The kind of relationships that craft set up – where you are no longer a ‘service user’ or a ‘patient’ – get away from the tendency people can have to inadvertently self-identify with the ‘issue’ they present with. You hear this in the way people describe themselves – rather than experiencing addiction they are an addict, rather than experiencing depression they are depressed. I cannot help feel the injustice of these self-limiting narratives and it’s also led me to be curious about the role of thought and words – how even the subtleties of our use of language creates a propensity to one outcome or another. Developing the critical capacities to analyse the structural causes of your experience in the way that Paulo Freire advocates are also fundamentally important. Freirian thought is one of the diverse frames that’s been helpful in contextualising our work as well as those of Max Neef, Margaret Wheatley and Bruce Alexander to name a few. They have contributed to a perspective where we no longer see issues such as addiction, homelessness or depression as a dysfunction of the individual. Rather they are adaptions of functional individuals to dysfunctional systems operating within wider society. It’s not your illness – it is ours.

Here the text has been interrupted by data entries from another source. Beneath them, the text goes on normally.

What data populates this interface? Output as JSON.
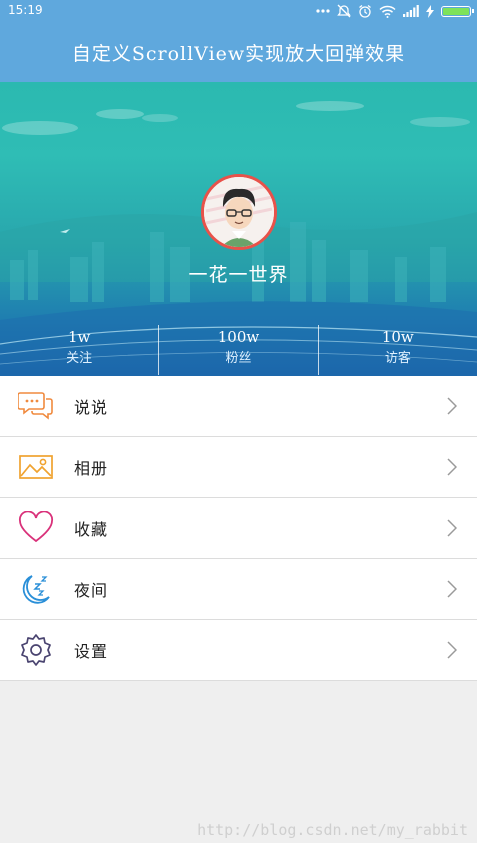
{
  "status_bar": {
    "time": "15:19",
    "icons": [
      "more-dots-icon",
      "alarm-off-icon",
      "alarm-icon",
      "wifi-icon",
      "signal-icon",
      "charging-icon",
      "battery-icon"
    ]
  },
  "title": "自定义ScrollView实现放大回弹效果",
  "profile": {
    "name": "一花一世界",
    "stats": [
      {
        "value": "1w",
        "label": "关注"
      },
      {
        "value": "100w",
        "label": "粉丝"
      },
      {
        "value": "10w",
        "label": "访客"
      }
    ]
  },
  "menu": [
    {
      "label": "说说",
      "icon": "chat-icon",
      "color": "#f08a3e"
    },
    {
      "label": "相册",
      "icon": "photo-icon",
      "color": "#f0a330"
    },
    {
      "label": "收藏",
      "icon": "heart-icon",
      "color": "#d9317a"
    },
    {
      "label": "夜间",
      "icon": "moon-icon",
      "color": "#2a8fd8"
    },
    {
      "label": "设置",
      "icon": "gear-icon",
      "color": "#4a4470"
    }
  ],
  "watermark": "http://blog.csdn.net/my_rabbit",
  "colors": {
    "primary": "#5fa8dd",
    "avatar_border": "#e8524a"
  }
}
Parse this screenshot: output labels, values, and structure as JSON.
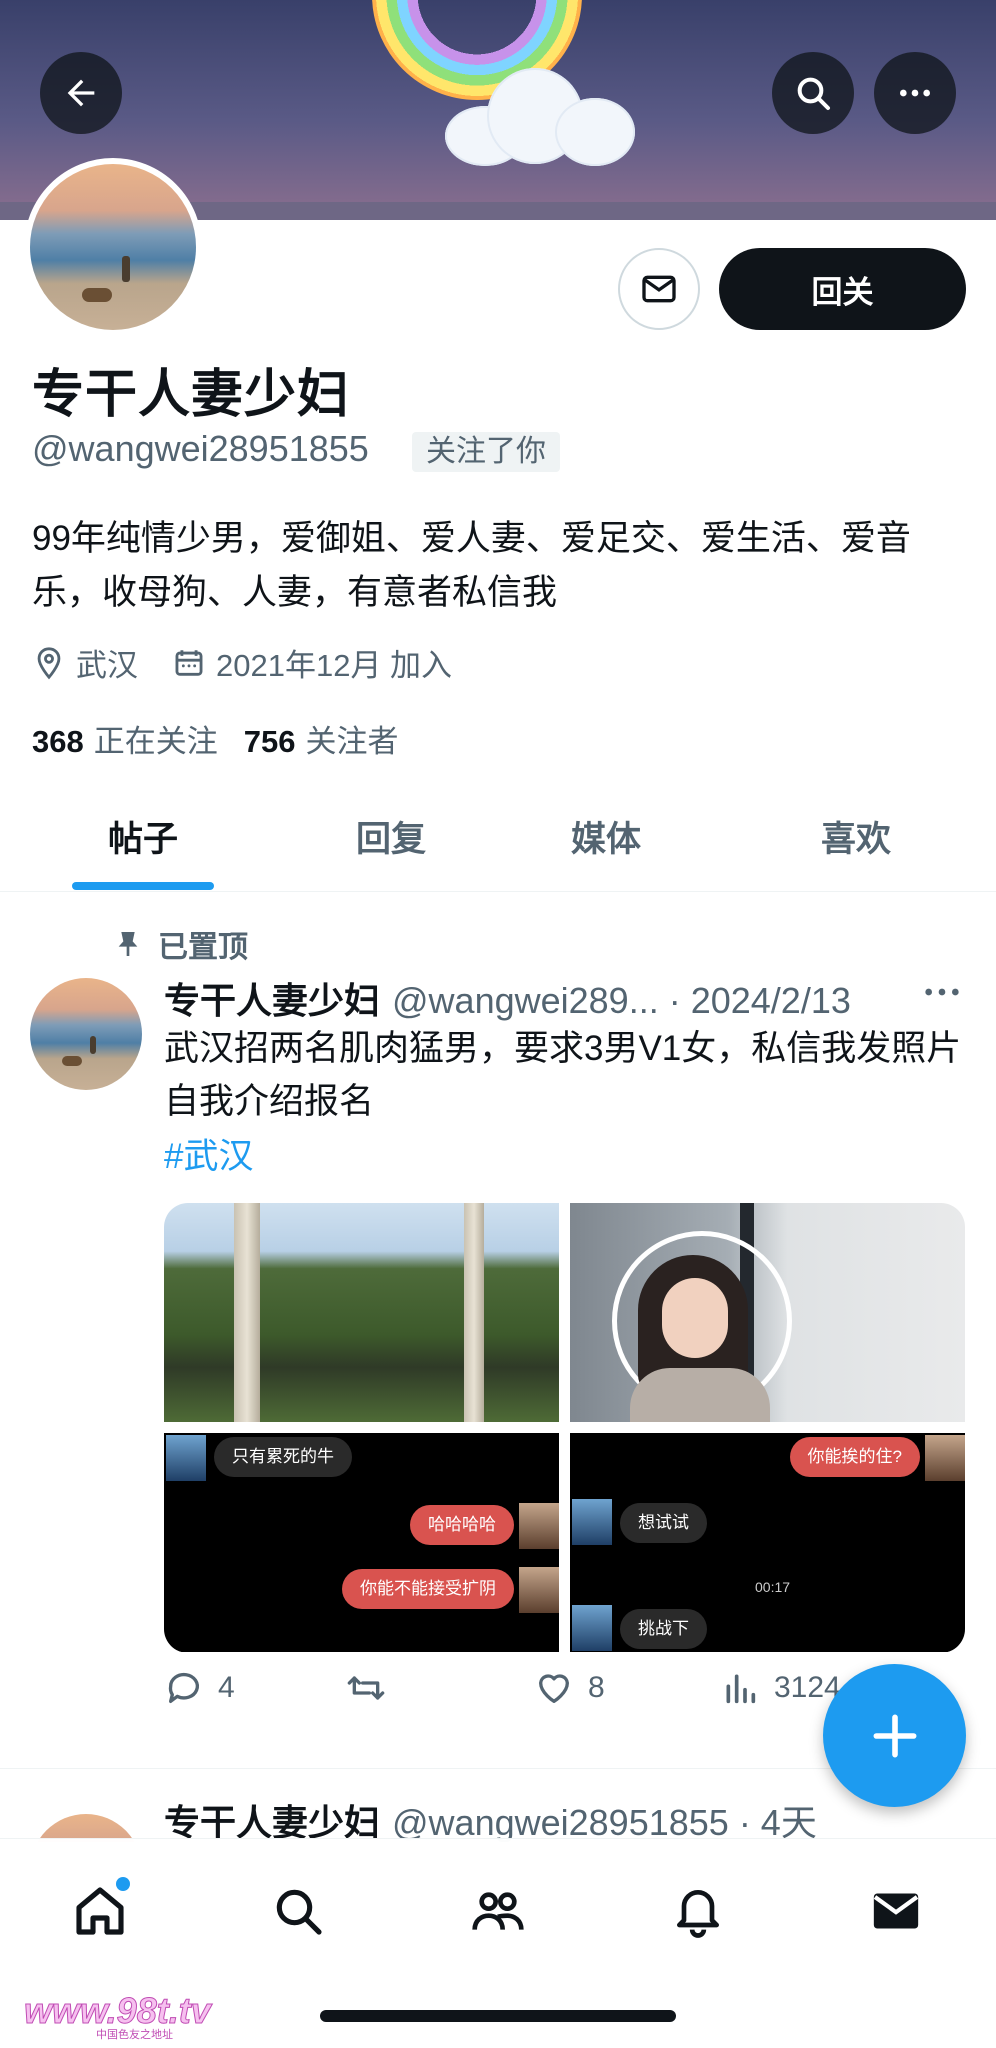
{
  "header": {
    "back_icon": "arrow-left-icon",
    "search_icon": "search-icon",
    "more_icon": "more-horizontal-icon"
  },
  "profile": {
    "name": "专干人妻少妇",
    "handle": "@wangwei28951855",
    "follows_you_badge": "关注了你",
    "follow_back_label": "回关",
    "message_icon": "envelope-icon",
    "bio": "99年纯情少男，爱御姐、爱人妻、爱足交、爱生活、爱音乐，收母狗、人妻，有意者私信我",
    "location": "武汉",
    "joined": "2021年12月 加入",
    "following_count": "368",
    "following_label": "正在关注",
    "followers_count": "756",
    "followers_label": "关注者"
  },
  "tabs": [
    {
      "label": "帖子",
      "active": true
    },
    {
      "label": "回复",
      "active": false
    },
    {
      "label": "媒体",
      "active": false
    },
    {
      "label": "喜欢",
      "active": false
    }
  ],
  "pinned_post": {
    "pinned_label": "已置顶",
    "author": "专干人妻少妇",
    "handle_date": "@wangwei289... · 2024/2/13",
    "text": "武汉招两名肌肉猛男，要求3男V1女，私信我发照片自我介绍报名",
    "hashtag": "#武汉",
    "chat_left": {
      "b1": "只有累死的牛",
      "b2": "哈哈哈哈",
      "b3": "你能不能接受扩阴"
    },
    "chat_right": {
      "b1": "你能挨的住?",
      "b2": "想试试",
      "time": "00:17",
      "b3": "挑战下"
    },
    "replies": "4",
    "likes": "8",
    "views": "3124"
  },
  "second_post": {
    "author": "专干人妻少妇",
    "handle_date": "@wangwei28951855 · 4天"
  },
  "nav": [
    "home-icon",
    "search-icon",
    "communities-icon",
    "notifications-icon",
    "messages-icon"
  ],
  "watermark": {
    "text": "www.98t.tv",
    "sub": "中国色友之地址"
  },
  "colors": {
    "accent": "#1d9bf0",
    "text": "#0f1419",
    "secondary": "#536471"
  }
}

Our Charter sets out this understanding of the context we’re working within and our vision, our purpose and the impact we seek to have in response to this. It makes clear the values and working principles that will keep us anchored. It stakes out who we are and what’s important to us – not in the hand-me-down business terminology of a strategic plan but in our own language and our own poetry. It is a piece of work which allows us to truly say ‘us’ and ‘we’. In the words of one of our volunteers, Iain – “two words I didn’t use until I came to GalGael”. A quote from Eduardo Galeano, the Uruguayan writer, captures perfectly the kind of relationship that underpins our work at GalGael;
“I don’t believe in charity. I believe in solidarity. Charity is so vertical. It goes from the top to the bottom. Solidarity is horizontal. It respects the other person. I have a lot to learn from other people.”
GalGael’s Charter sets the scene for the years yet to come and for greater wrestling with what we’ve learned so far – so that our workshop and places like it, are no longer just countercultural liminal spaces on the edges of society but prototypes for different ways of being in society, prototypes for new forms of social contract, new frameworks for solidarity.